(Entries from a dataset of interfaces)
________________________
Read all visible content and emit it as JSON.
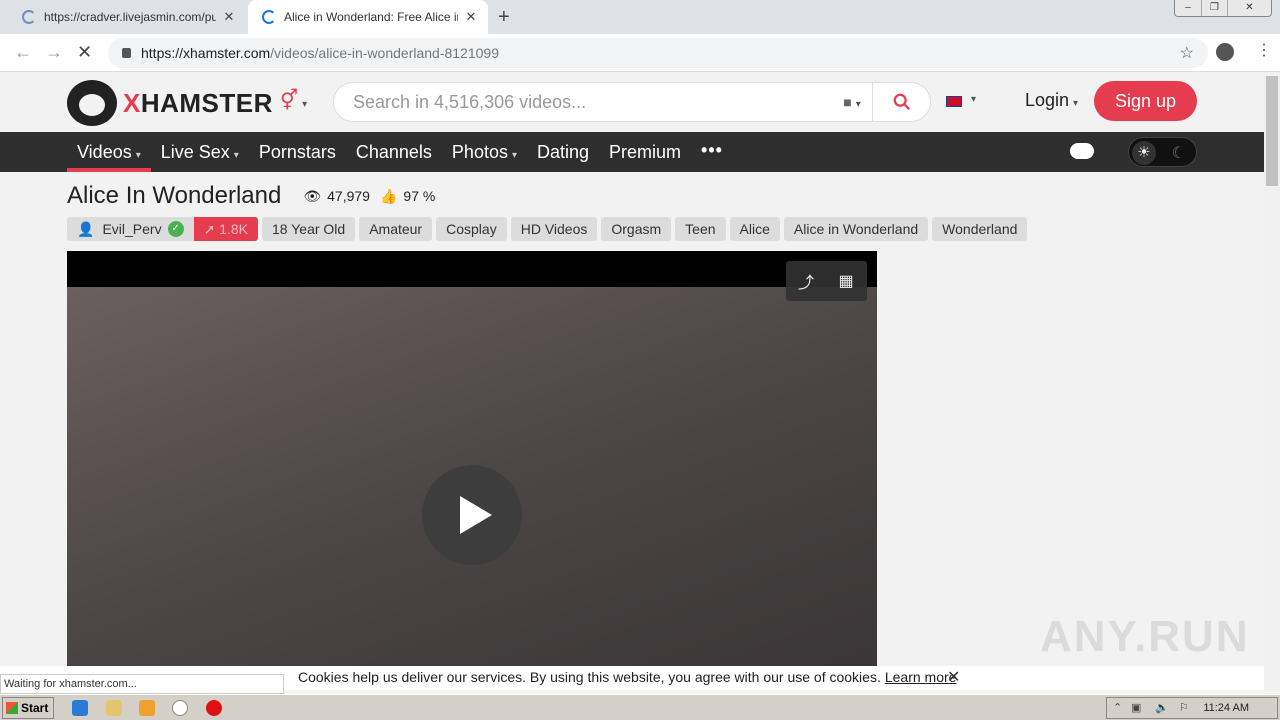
{
  "browser": {
    "tabs": [
      {
        "title": "https://cradver.livejasmin.com/pu/fs",
        "loading": true,
        "active": false
      },
      {
        "title": "Alice in Wonderland: Free Alice in Wo",
        "loading": true,
        "active": true
      }
    ],
    "new_tab_label": "+",
    "window_controls": {
      "minimize": "–",
      "restore": "❐",
      "close": "✕"
    },
    "url_host": "https://xhamster.com",
    "url_path": "/videos/alice-in-wonderland-8121099",
    "status_text": "Waiting for xhamster.com..."
  },
  "header": {
    "logo_x": "X",
    "logo_rest": "HAMSTER",
    "search_placeholder": "Search in 4,516,306 videos...",
    "login_label": "Login",
    "signup_label": "Sign up",
    "caret": "▾"
  },
  "nav": {
    "items": [
      {
        "label": "Videos",
        "dropdown": true,
        "selected": true
      },
      {
        "label": "Live Sex",
        "dropdown": true
      },
      {
        "label": "Pornstars"
      },
      {
        "label": "Channels"
      },
      {
        "label": "Photos",
        "dropdown": true
      },
      {
        "label": "Dating"
      },
      {
        "label": "Premium"
      }
    ],
    "more_label": "•••"
  },
  "video": {
    "title": "Alice In Wonderland",
    "views": "47,979",
    "rating": "97 %",
    "author": "Evil_Perv",
    "subscribers": "1.8K",
    "tags": [
      "18 Year Old",
      "Amateur",
      "Cosplay",
      "HD Videos",
      "Orgasm",
      "Teen",
      "Alice",
      "Alice in Wonderland",
      "Wonderland"
    ]
  },
  "cookie_bar": {
    "text": "Cookies help us deliver our services. By using this website, you agree with our use of cookies.",
    "link": "Learn more",
    "close": "✕"
  },
  "watermark": "ANY.RUN",
  "taskbar": {
    "start_label": "Start",
    "clock": "11:24 AM"
  },
  "colors": {
    "accent": "#e53d4f",
    "nav_bg": "#2e2e2e"
  }
}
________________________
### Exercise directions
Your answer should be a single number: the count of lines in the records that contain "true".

### Written solution
7